*Exercise brief*. Return the entries exactly as they appear.

(Dataset entries)
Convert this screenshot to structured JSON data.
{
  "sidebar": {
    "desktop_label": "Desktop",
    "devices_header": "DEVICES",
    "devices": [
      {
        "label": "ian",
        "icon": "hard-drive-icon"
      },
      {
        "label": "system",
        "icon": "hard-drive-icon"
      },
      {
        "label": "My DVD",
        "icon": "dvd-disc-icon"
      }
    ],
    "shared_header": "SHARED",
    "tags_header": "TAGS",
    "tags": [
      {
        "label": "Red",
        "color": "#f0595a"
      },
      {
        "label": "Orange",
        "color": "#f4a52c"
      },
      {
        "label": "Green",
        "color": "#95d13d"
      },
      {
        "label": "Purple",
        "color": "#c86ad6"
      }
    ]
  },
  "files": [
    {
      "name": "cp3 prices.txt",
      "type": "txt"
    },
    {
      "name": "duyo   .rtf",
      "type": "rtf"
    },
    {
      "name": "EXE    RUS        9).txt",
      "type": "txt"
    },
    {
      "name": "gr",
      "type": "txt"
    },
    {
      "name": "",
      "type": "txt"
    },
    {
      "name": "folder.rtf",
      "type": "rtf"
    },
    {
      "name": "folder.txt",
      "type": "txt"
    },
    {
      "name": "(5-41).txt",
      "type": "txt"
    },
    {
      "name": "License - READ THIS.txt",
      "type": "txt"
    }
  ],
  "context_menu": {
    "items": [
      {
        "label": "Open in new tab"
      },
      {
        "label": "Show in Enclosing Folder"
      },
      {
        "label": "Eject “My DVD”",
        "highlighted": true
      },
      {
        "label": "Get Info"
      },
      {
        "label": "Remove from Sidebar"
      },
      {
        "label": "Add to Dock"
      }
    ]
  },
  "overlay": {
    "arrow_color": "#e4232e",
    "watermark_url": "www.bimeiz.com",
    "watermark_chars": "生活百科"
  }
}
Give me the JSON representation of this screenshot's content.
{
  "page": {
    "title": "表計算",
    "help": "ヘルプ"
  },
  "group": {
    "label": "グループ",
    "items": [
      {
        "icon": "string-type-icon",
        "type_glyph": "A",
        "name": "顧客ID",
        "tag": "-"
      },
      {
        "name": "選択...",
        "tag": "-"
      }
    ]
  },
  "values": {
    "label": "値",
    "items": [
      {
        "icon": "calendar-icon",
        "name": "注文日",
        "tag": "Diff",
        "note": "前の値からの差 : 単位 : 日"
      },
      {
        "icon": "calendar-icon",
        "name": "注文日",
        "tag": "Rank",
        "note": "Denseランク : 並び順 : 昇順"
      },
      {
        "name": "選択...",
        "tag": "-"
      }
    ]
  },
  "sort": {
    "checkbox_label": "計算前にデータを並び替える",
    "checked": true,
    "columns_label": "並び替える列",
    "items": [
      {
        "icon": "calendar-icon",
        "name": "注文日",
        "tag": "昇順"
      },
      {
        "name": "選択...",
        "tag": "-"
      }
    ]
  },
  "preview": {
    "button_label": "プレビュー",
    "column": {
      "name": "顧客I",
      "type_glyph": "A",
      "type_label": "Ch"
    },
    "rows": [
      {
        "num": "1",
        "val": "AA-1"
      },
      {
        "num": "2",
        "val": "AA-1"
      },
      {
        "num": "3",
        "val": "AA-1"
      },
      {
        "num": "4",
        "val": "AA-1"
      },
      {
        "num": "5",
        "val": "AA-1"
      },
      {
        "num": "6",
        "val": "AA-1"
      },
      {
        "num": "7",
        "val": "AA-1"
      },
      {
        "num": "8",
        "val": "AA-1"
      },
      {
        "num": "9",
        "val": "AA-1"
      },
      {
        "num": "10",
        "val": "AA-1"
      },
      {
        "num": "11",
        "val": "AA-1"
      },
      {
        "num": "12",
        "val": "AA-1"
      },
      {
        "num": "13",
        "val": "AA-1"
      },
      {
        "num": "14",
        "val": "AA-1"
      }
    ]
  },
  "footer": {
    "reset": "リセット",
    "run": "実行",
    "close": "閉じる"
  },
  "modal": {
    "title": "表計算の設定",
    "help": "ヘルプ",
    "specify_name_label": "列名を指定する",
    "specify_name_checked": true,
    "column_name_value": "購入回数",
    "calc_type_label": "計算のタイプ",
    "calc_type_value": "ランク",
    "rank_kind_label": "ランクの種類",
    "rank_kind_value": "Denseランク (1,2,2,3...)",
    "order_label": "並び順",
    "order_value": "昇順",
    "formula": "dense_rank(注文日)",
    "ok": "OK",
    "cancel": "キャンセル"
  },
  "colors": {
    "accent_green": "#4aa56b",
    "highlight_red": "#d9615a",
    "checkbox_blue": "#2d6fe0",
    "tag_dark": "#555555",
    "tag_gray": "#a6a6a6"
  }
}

*Written answer*.
Convert this screenshot to structured JSON data.
{
  "sidebar": {
    "desktop_label": "Desktop",
    "devices_header": "DEVICES",
    "devices": [
      {
        "label": "ian",
        "icon": "hard-drive-icon"
      },
      {
        "label": "system",
        "icon": "hard-drive-icon"
      },
      {
        "label": "My DVD",
        "icon": "dvd-disc-icon"
      }
    ],
    "shared_header": "SHARED",
    "tags_header": "TAGS",
    "tags": [
      {
        "label": "Red",
        "color": "#f0595a"
      },
      {
        "label": "Orange",
        "color": "#f4a52c"
      },
      {
        "label": "Green",
        "color": "#95d13d"
      },
      {
        "label": "Purple",
        "color": "#c86ad6"
      }
    ]
  },
  "files": [
    {
      "name": "cp3 prices.txt",
      "type": "txt"
    },
    {
      "name": "duyo   .rtf",
      "type": "rtf"
    },
    {
      "name": "EXE    RUS        9).txt",
      "type": "txt"
    },
    {
      "name": "gr",
      "type": "txt"
    },
    {
      "name": "",
      "type": "txt"
    },
    {
      "name": "folder.rtf",
      "type": "rtf"
    },
    {
      "name": "folder.txt",
      "type": "txt"
    },
    {
      "name": "(5-41).txt",
      "type": "txt"
    },
    {
      "name": "License - READ THIS.txt",
      "type": "txt"
    }
  ],
  "context_menu": {
    "items": [
      {
        "label": "Open in new tab"
      },
      {
        "label": "Show in Enclosing Folder"
      },
      {
        "label": "Eject “My DVD”",
        "highlighted": true
      },
      {
        "label": "Get Info"
      },
      {
        "label": "Remove from Sidebar"
      },
      {
        "label": "Add to Dock"
      }
    ]
  },
  "overlay": {
    "arrow_color": "#e4232e",
    "watermark_url": "www.bimeiz.com",
    "watermark_chars": "生活百科"
  }
}
Give me the JSON representation of this screenshot's content.
{
  "page": {
    "title": "表計算",
    "help": "ヘルプ"
  },
  "group": {
    "label": "グループ",
    "items": [
      {
        "icon": "string-type-icon",
        "type_glyph": "A",
        "name": "顧客ID",
        "tag": "-"
      },
      {
        "name": "選択...",
        "tag": "-"
      }
    ]
  },
  "values": {
    "label": "値",
    "items": [
      {
        "icon": "calendar-icon",
        "name": "注文日",
        "tag": "Diff",
        "note": "前の値からの差 : 単位 : 日"
      },
      {
        "icon": "calendar-icon",
        "name": "注文日",
        "tag": "Rank",
        "note": "Denseランク : 並び順 : 昇順"
      },
      {
        "name": "選択...",
        "tag": "-"
      }
    ]
  },
  "sort": {
    "checkbox_label": "計算前にデータを並び替える",
    "checked": true,
    "columns_label": "並び替える列",
    "items": [
      {
        "icon": "calendar-icon",
        "name": "注文日",
        "tag": "昇順"
      },
      {
        "name": "選択...",
        "tag": "-"
      }
    ]
  },
  "preview": {
    "button_label": "プレビュー",
    "column": {
      "name": "顧客I",
      "type_glyph": "A",
      "type_label": "Ch"
    },
    "rows": [
      {
        "num": "1",
        "val": "AA-1"
      },
      {
        "num": "2",
        "val": "AA-1"
      },
      {
        "num": "3",
        "val": "AA-1"
      },
      {
        "num": "4",
        "val": "AA-1"
      },
      {
        "num": "5",
        "val": "AA-1"
      },
      {
        "num": "6",
        "val": "AA-1"
      },
      {
        "num": "7",
        "val": "AA-1"
      },
      {
        "num": "8",
        "val": "AA-1"
      },
      {
        "num": "9",
        "val": "AA-1"
      },
      {
        "num": "10",
        "val": "AA-1"
      },
      {
        "num": "11",
        "val": "AA-1"
      },
      {
        "num": "12",
        "val": "AA-1"
      },
      {
        "num": "13",
        "val": "AA-1"
      },
      {
        "num": "14",
        "val": "AA-1"
      }
    ]
  },
  "footer": {
    "reset": "リセット",
    "run": "実行",
    "close": "閉じる"
  },
  "modal": {
    "title": "表計算の設定",
    "help": "ヘルプ",
    "specify_name_label": "列名を指定する",
    "specify_name_checked": true,
    "column_name_value": "購入回数",
    "calc_type_label": "計算のタイプ",
    "calc_type_value": "ランク",
    "rank_kind_label": "ランクの種類",
    "rank_kind_value": "Denseランク (1,2,2,3...)",
    "order_label": "並び順",
    "order_value": "昇順",
    "formula": "dense_rank(注文日)",
    "ok": "OK",
    "cancel": "キャンセル"
  },
  "colors": {
    "accent_green": "#4aa56b",
    "highlight_red": "#d9615a",
    "checkbox_blue": "#2d6fe0",
    "tag_dark": "#555555",
    "tag_gray": "#a6a6a6"
  }
}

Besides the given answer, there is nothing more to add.